**Exercise**:
Copy out each line of the entries where the word "content" is present.

**Source material**:
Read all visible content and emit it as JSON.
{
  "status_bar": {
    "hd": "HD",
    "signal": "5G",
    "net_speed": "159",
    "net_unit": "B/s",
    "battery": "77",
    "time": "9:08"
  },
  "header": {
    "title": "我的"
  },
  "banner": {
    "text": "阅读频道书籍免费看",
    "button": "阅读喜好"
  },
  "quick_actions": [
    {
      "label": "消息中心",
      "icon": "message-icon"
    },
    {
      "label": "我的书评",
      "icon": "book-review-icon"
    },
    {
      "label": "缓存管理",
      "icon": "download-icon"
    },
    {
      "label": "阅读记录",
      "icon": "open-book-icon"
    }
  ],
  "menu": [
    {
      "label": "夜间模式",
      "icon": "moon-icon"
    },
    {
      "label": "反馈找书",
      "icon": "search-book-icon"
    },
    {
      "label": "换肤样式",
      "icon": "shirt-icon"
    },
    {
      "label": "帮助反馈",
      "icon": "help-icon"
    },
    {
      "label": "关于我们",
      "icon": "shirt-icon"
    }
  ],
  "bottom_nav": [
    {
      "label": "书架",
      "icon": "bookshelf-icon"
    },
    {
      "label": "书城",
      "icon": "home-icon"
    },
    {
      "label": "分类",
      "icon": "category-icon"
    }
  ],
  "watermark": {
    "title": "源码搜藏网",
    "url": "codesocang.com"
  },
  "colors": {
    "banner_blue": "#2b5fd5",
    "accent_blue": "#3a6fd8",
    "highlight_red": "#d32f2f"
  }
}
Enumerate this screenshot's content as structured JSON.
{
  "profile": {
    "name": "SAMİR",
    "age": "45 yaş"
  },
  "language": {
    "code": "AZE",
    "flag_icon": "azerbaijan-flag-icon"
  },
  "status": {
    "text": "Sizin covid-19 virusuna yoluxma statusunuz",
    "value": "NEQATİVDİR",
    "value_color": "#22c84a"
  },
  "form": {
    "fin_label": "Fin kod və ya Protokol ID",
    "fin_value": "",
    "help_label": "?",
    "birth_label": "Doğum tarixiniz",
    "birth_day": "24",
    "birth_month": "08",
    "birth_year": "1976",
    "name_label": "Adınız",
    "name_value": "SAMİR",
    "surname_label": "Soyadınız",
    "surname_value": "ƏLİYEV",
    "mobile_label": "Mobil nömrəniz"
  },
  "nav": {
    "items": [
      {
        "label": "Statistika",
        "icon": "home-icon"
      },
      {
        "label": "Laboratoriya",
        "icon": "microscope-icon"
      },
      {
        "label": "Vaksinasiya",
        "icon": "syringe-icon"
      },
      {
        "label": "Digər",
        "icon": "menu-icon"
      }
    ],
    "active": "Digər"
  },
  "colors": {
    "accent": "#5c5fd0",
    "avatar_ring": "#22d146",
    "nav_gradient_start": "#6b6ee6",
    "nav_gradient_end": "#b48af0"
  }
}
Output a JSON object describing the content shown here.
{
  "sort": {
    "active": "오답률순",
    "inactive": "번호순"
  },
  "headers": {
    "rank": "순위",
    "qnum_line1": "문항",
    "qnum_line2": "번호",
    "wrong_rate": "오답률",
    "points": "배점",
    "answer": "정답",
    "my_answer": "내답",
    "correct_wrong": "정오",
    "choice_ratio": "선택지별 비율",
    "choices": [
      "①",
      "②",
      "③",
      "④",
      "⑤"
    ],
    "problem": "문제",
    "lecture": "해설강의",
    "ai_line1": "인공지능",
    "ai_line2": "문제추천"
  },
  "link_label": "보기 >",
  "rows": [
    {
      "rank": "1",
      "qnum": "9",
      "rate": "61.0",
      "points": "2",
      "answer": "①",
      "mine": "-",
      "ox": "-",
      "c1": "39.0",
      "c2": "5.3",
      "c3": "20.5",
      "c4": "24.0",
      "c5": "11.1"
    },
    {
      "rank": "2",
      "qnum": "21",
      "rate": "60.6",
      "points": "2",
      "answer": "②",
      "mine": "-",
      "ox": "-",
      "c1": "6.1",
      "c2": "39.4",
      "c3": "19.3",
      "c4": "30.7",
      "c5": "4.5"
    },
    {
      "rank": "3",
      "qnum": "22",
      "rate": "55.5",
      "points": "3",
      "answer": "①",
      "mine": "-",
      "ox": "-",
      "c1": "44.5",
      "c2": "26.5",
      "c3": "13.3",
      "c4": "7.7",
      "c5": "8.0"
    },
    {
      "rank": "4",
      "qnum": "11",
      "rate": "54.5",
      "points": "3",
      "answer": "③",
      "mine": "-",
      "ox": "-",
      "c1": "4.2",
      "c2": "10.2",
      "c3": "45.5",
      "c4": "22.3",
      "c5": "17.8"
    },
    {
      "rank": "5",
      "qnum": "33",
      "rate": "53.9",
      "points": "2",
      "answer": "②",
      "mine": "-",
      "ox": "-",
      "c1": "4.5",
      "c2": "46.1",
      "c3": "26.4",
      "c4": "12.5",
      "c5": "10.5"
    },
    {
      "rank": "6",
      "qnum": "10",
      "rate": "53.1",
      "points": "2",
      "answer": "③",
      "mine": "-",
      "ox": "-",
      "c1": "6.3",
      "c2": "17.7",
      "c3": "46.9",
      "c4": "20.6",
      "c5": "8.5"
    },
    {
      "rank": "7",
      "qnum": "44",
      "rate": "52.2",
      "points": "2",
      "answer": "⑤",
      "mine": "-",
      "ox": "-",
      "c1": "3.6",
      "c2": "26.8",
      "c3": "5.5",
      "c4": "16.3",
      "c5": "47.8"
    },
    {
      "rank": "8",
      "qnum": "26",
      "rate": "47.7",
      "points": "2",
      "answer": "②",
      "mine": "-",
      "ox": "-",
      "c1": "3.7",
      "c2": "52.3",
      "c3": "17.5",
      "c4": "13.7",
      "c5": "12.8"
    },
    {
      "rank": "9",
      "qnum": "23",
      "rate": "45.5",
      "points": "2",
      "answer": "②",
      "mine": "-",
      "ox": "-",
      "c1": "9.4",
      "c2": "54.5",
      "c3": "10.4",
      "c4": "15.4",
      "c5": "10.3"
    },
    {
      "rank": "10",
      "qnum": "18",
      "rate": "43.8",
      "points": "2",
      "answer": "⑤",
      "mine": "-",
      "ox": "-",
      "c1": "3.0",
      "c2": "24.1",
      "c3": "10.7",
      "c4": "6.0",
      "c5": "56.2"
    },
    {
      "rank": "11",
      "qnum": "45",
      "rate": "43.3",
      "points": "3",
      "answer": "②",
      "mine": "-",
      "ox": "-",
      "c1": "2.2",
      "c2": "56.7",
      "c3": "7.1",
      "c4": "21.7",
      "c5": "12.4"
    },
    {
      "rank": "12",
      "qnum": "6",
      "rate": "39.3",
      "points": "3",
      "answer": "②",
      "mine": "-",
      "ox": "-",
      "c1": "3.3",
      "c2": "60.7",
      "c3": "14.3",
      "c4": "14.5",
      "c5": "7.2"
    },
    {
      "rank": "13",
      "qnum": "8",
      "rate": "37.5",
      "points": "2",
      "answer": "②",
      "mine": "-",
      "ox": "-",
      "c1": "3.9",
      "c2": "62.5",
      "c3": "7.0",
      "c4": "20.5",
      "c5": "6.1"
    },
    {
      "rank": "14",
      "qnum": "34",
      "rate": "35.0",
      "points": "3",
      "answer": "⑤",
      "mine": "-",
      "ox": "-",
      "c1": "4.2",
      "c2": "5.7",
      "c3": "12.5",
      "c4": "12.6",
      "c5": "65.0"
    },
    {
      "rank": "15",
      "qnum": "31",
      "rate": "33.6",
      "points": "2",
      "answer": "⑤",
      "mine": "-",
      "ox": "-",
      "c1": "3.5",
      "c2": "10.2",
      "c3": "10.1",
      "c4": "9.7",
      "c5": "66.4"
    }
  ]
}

**Written response**:
Read all visible content and emit it as JSON.
Enumerate this screenshot's content as structured JSON.
Output a JSON object describing the content shown here.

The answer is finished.